I began rewriting essays for my friends in high school. (Yes, really.)
I went to an Ivy League school and majored in English. As an afterthought, I got a minor in education and wrote for the college paper.
Some years later, I looked at my first class of fifth and sixth graders and told them that we were going to try something new in our classroom — Writers’ Workshop. Neither my students nor my colleagues had ever heard of such a thing.
After a month or two, my principal invited professors from a nearby college to observe our classroom. They couldn’t believe how excited my students were about writing. They couldn’t believe the quality of work that they were producing. And they were surprised at the constructive criticism that students were giving to their peers.
But mostly, they were amazed that we could move 35 students through several “stations” each day — and use the only computer in the classroom to produce printable books.
Shortly after that, I received funding to get internet in our classroom. For one computer. For 35 students to use. Yes, it was a hundred years ago.
Fast forward to the days when my son said that his school was participating in a district contest called, “Celebration of Writing.” The teachers said that each child could submit one story, but it had to be completed outside of class time and submitted in three weeks.
My son said, “I have a really good story in my head, but I can’t get all the words onto the paper. And I want my story to look like Don and Audrey Woods’ books, with the words being a small part of the page and the pictures filling up both pages.”
So we began. He narrated. I typed. We read the story together, and he changed the parts that he thought needed work. He drew his illustrations out, and they indeed did cover both pages, while the text took up a small corner.
He produced five books over five years, and each one is a treasure to me. Yes, he received awards for them, but more importantly, I had the opportunity to cheer on my own child’s interest in writing.
Some years later, my younger son looked out the window of the backseat from his carseat. He said, “Full moon, dark skies, stars shining bright.”
I turned around and said, “I didn’t know you were a poet!”
For weeks after that, every time he said something like that, I pulled over and wrote down his words on whatever happened to be available. That Christmas, he gave everyone in the family a hardcover book of his poetry with illustrations. He titled the book, “It’s Good to Wonder.”
In the years that followed, he provided the narration for every book we had printed for our family vacation photos. The kid is hysterical, and it was important to capture that.
So why do I tell you all of this?
I want you to understand that there is a writer inside of each of us. I love helping that writer take the stage and blink in the spotlight.

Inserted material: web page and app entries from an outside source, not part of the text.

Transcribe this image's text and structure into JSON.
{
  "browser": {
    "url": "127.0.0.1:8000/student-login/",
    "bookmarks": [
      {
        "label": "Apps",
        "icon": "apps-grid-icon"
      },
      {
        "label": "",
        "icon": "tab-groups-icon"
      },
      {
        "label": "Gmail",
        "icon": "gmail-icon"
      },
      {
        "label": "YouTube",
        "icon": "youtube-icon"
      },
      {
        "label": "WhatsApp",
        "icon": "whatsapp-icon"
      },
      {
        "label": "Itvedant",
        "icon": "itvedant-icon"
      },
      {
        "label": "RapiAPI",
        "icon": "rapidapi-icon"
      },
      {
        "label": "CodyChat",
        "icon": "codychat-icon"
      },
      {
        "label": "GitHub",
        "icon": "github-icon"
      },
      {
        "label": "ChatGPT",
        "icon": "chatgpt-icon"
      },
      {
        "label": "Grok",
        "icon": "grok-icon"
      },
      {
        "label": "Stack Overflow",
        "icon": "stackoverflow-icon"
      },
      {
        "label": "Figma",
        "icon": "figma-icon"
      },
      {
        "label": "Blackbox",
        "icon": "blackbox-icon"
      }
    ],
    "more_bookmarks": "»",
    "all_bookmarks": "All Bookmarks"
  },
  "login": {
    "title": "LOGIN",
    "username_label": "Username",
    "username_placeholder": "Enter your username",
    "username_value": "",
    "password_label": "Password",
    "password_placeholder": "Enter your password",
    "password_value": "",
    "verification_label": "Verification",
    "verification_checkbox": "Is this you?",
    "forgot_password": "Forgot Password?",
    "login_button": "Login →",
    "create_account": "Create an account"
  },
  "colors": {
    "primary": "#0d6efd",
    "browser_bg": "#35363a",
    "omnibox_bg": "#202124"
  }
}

This past spring, I worked with a fifth grader across the country to get her story published. At the same time, I helped a friend work her way through her first college course on writing; she is a thousand miles away, but we worked through her papers on Google Docs.
And now that I have begun to publish my own books, friends and family are inspired to do the same. I’m honored to be able to help them improve their writing.
Do you have something that you’re working on? Need some help with it?
My services range from proofreading to minor editing to major overhauls.